To illustrate this effectiveness further, consider the following table showcasing statistics before and after the implementation of booster seat laws:
|Child Injuries (4-8 years) Without Booster Seats
|Child Injuries (4-8 years) With Booster Seats
While the positive impact of booster seat laws on child safety is undeniable, there are certain potential negative effects that have been a subject of debate:
- Inconvenience for Families with Multiple Children: Families with multiple children may find it challenging to accommodate multiple booster seats in their vehicles. This can lead to logistical difficulties, increased costs, and even a perception of inconvenience.
- Carpooling Challenges: Carpooling with other families or friends may become more complicated due to the need for multiple booster seats. Coordinating and ensuring that every child has a booster seat can be logistically demanding.

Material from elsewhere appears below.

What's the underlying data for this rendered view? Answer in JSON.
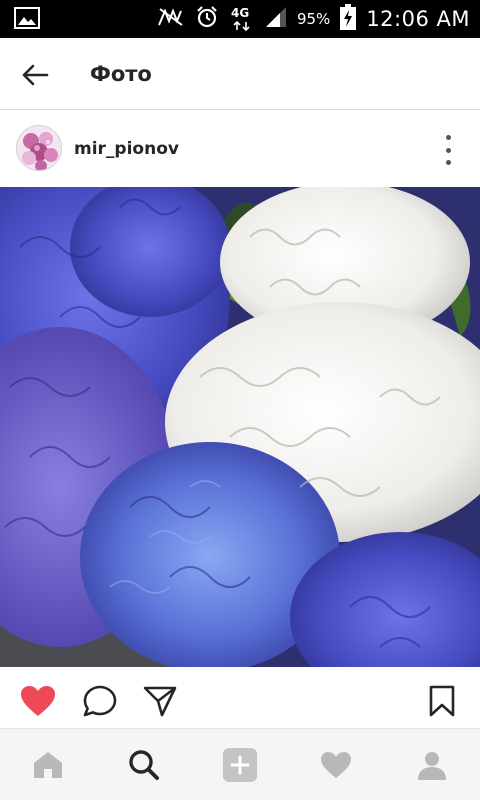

- Resistance to Enforcement: Some parents may resist complying with booster seat laws due to personal beliefs or misconceptions about their necessity. Such resistance can pose challenges to law enforcement and child safety advocates.
- Economic Impact: Booster seats come at an additional cost, and for low-income families, this expense may be burdensome. Policymakers need to consider the financial implications and provide support where necessary.
Despite these potential drawbacks, it’s important to note that the benefits of enhanced child safety through the use of booster seats far outweigh the inconveniences. Public awareness campaigns and educational efforts can help address these challenges and ensure compliance with the laws.
Recommendations for Booster Seats
When it comes to choosing the right booster seat, safety should be your top priority. Here are a few brands that stand out for their safety features and customer satisfaction:
- Graco Affix Highback Booster Seat: Known for its safety and ease of use.
- Chicco KidFit 2-in-1 Belt-Positioning Booster: Offers comfort and adjustable features.
- Britax Grow With You ClickTight Plus: Renowned for its top-tier safety features.
Alaska booster seat laws are more than just legal requirements; they are lifesaving measures that have evolved over time to provide the best protection for our children. As you navigate the roads of Alaska, remember that these laws are there to ensure your most precious cargo, your children, are safe and secure.
Stay informed, stay safe, and let’s keep our children protected as we enjoy the beautiful journey through Alaska’s landscapes.
In Alaska, children typically need to use a booster seat until they are at least 8 years old or 4’9″ tall. However, always check the most current laws to be sure.
Yes, there are certain exceptions, like vehicles manufactured without seat belts, but these are rare. Always consult the latest regulations for specifics.
Yes, non-compliance with Alaska booster seat laws can result in fines. It’s crucial to follow these laws not just to avoid fines but for the safety of your child.